The emergence of the hyper-connected classroom
Back in 1991 we saw the first interactive whiteboard. Fast forward to 2017, and digital highlighters that can wirelessly transfer printed text into an application or web browser have now become a classroom staple. The education sector is rife with innovative new devices, leading to the emergence of a hyper-connected classroom.
Part of the reason for this is that students of this generation are digital natives, with the devices they own and applications they use being key to how they live and experience the world. As such, they’re keen to see the same level of connectivity they experience at home in their place of learning.
From an educator’s perspective, bringing technology into the learning experience can help provide teaching that is practical, and in sync with the type of roles students will be competing for when they leave education. But what are the day-to-day benefits of a connected classroom environment?
Why bring technology into the classroom?
On the one hand technology can be used to bring new efficiencies into the learning environment. We often talk about how the next five years will see the death of the red pen. What this means is that instead of marking hundreds of pages of printed coursework, teachers will be marking online using cloud services. As a result they will be able to grade work more easily. Furthermore, it enables us to provide students with more timely feedback – key to developing their skills and knowledge as soon as possible.
Bridging the skills gap means giving access to technology to the whole of the next generation, and educators can succeed in this by working with industry.
Taking this a step further, technology has incredible potential for enhancing education by enabling immersive learning. Immersive learning allows students to place their knowledge within the real-world context in which the subject matter can be applied. Take our work with the London Design and Engineering UTC for example; students at this new school were able to take part in a project where they designed a virtual reality environment that takes viewers on a journey around an Ethiopian village, as part of a project to highlight the work of the charity Water Aid.
While not every school will afford an Oculus Rift (yet!), the likes of Google cardboards and the provisioning of real world scenarios by industry leaders is helping break down the fourth wall of the classroom.
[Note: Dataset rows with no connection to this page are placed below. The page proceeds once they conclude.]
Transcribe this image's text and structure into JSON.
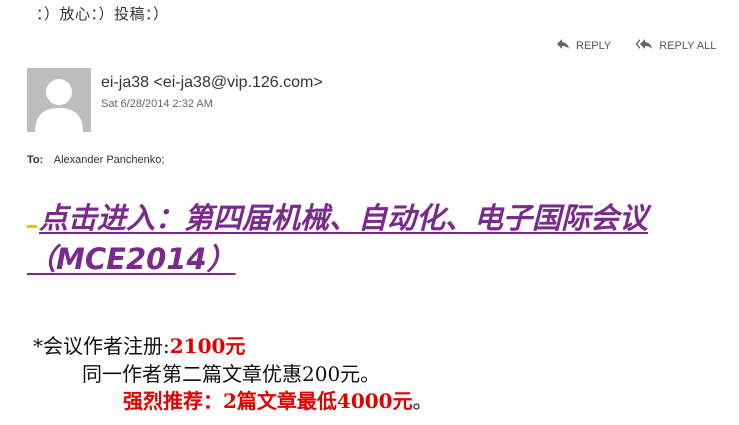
{
  "subject": "：）放心：）投稿：）",
  "actions": {
    "reply": "REPLY",
    "reply_all": "REPLY ALL"
  },
  "sender": {
    "display": "ei-ja38 <ei-ja38@vip.126.com>",
    "date": "Sat 6/28/2014 2:32 AM"
  },
  "recipients": {
    "label": "To:",
    "value": "Alexander Panchenko;"
  },
  "body": {
    "headline": "点击进入：第四届机械、自动化、电子国际会议（MCE2014）",
    "line1_text": "*会议作者注册:",
    "line1_price": "2100元",
    "line2": "同一作者第二篇文章优惠200元。",
    "line3_red": "强烈推荐：2篇文章最低4000元",
    "line3_end": "。"
  },
  "colors": {
    "link": "#7a2a8a",
    "highlight": "#e00000",
    "marker": "#e8c200"
  },
  "icons": [
    "reply-icon",
    "reply-all-icon",
    "forward-icon",
    "avatar-placeholder"
  ]
}
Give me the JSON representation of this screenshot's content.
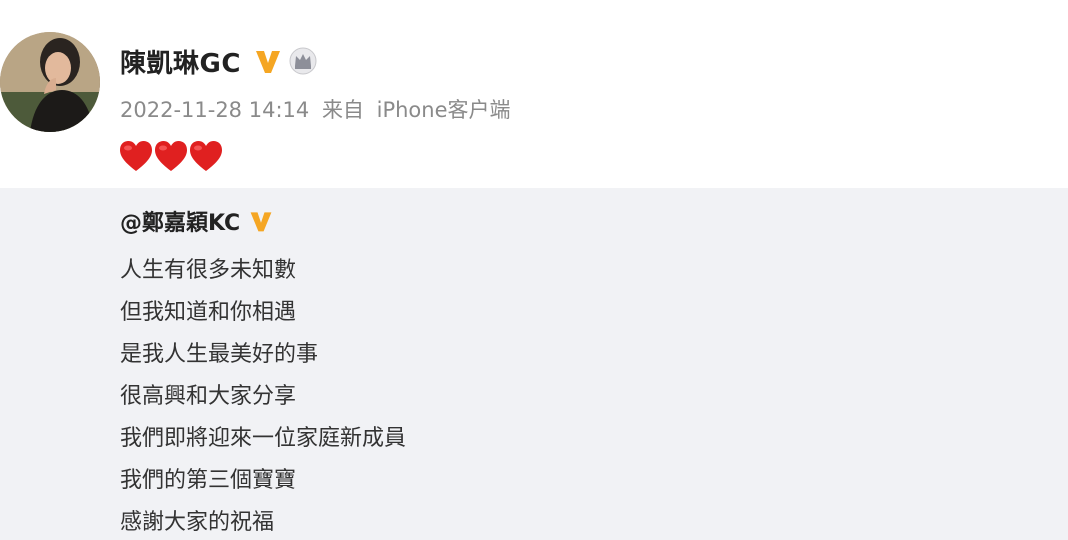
{
  "post": {
    "author": {
      "name": "陳凱琳GC",
      "verified_icon": "v-verified-badge",
      "member_icon": "crown-icon"
    },
    "timestamp": "2022-11-28 14:14",
    "source_label": "来自",
    "source_device": "iPhone客户端",
    "content_emoji": [
      "heart-emoji",
      "heart-emoji",
      "heart-emoji"
    ],
    "colors": {
      "badge_orange": "#f5a623",
      "heart_red": "#e02020",
      "repost_bg": "#f1f2f5",
      "meta_gray": "#8a8a8a"
    }
  },
  "repost": {
    "mention": "@鄭嘉穎KC",
    "verified_icon": "v-verified-badge",
    "lines": [
      "人生有很多未知數",
      "但我知道和你相遇",
      "是我人生最美好的事",
      "很高興和大家分享",
      "我們即將迎來一位家庭新成員",
      "我們的第三個寶寶",
      "感謝大家的祝福"
    ]
  }
}
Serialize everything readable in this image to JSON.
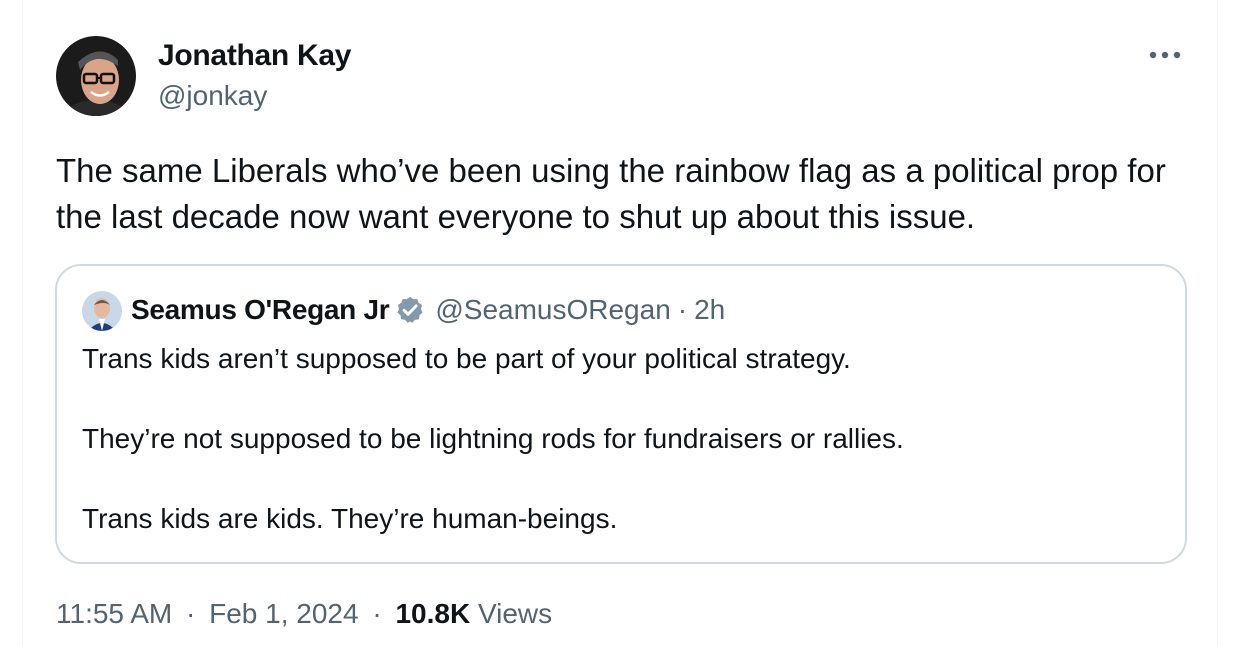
{
  "tweet": {
    "author": {
      "name": "Jonathan Kay",
      "handle": "@jonkay"
    },
    "text": "The same Liberals who’ve been using the rainbow flag as a political prop for the last decade now want everyone to shut up about this issue.",
    "quote": {
      "name": "Seamus O'Regan Jr",
      "handle": "@SeamusORegan",
      "separator": "·",
      "time": "2h",
      "lines": [
        "Trans kids aren’t supposed to be part of your political strategy.",
        "They’re not supposed to be lightning rods for fundraisers or rallies.",
        "Trans kids are kids. They’re human-beings."
      ]
    },
    "meta": {
      "time": "11:55 AM",
      "separator": "·",
      "date": "Feb 1, 2024",
      "views_count": "10.8K",
      "views_label": "Views"
    }
  },
  "icons": {
    "more": "more-horizontal-icon",
    "verified": "verified-badge-icon"
  },
  "colors": {
    "primary_text": "#0f1419",
    "secondary_text": "#536471",
    "border": "#cfd9de",
    "verified_badge": "#829aab"
  }
}
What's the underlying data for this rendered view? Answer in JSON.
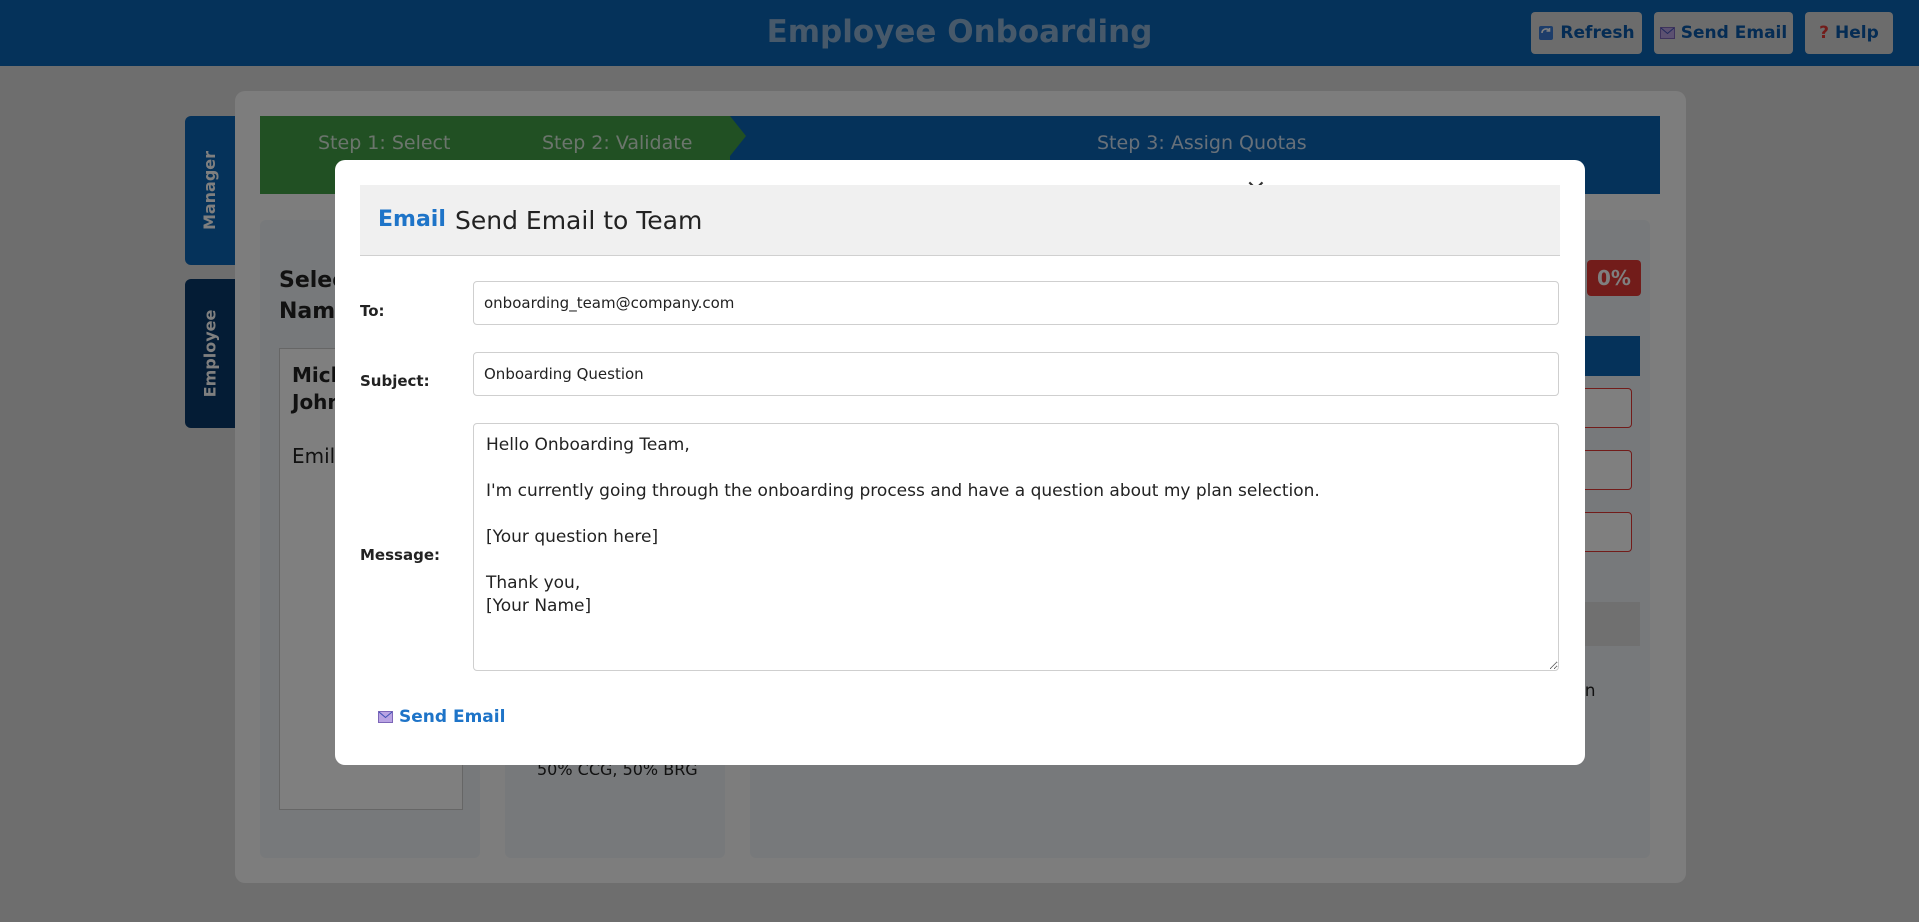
{
  "header": {
    "title": "Employee Onboarding",
    "refresh_label": "Refresh",
    "send_email_label": "Send Email",
    "help_label": "Help"
  },
  "side_tabs": {
    "manager": "Manager",
    "employee": "Employee"
  },
  "steps": [
    "Step 1: Select",
    "Step 2: Validate",
    "Step 3: Assign Quotas"
  ],
  "background": {
    "select_heading_line1": "Selec",
    "select_heading_line2": "Nam",
    "employee_row_1_line1": "Mich",
    "employee_row_1_line2": "John",
    "employee_row_2": "Emily",
    "plan_split": "50% CCG, 50% BRG",
    "progress_badge": "0%",
    "partial_text": "in"
  },
  "modal": {
    "tag": "Email",
    "title": "Send Email to Team",
    "close_symbol": "×",
    "to_label": "To:",
    "to_value": "onboarding_team@company.com",
    "subject_label": "Subject:",
    "subject_value": "Onboarding Question",
    "message_label": "Message:",
    "message_value": "Hello Onboarding Team,\n\nI'm currently going through the onboarding process and have a question about my plan selection.\n\n[Your question here]\n\nThank you,\n[Your Name]",
    "send_label": "Send Email"
  },
  "colors": {
    "primary": "#0b64b4",
    "success": "#43a047",
    "danger": "#e53935",
    "link": "#1e74c8"
  }
}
With technologies such as this, education can become something that isn’t passively passed on but rather something to be interacted with.
Breaking down barriers
Where schools struggle is in being able to access the technology that will give students the experience of the technology that will define their future.
Education is going digital, and the announcement of the Government’s investment in T-Level qualifications in this year’s budget is a reflection of that new focus. However, a report by the National Audit Office in December predicted a possible £3bn cut in school budgets, meaning schools must reduce spending by 8% per pupil by 2020. This coupled with a widening skills gap begs concern for public school leavers who are at risk of not having enough opportunities to interact with the technology that will help them build the digital skills that are becoming so crucial to the UK economy.
Bridging the skills gap means giving access to technology to the whole of the next generation, and educators can succeed in this by working with industry. In February we saw Theresa May announce her new proactive industrial strategy in which she signalled her willingness to work in partnership with the private sector. However, those who will soon crave these skills have a responsibility too. Last month, for example, we announced our endorsement of OCR’s Cambridge Technicals in IT, for which we were able to contribute a project designed by students on a placement year with Fujitsu based on their real world experience.
Taking responsibility as an industry to bring technology into the classroom will support students to fulfil the digital future we’ve created for them. With this we can make the hyper-connected classroom a reality.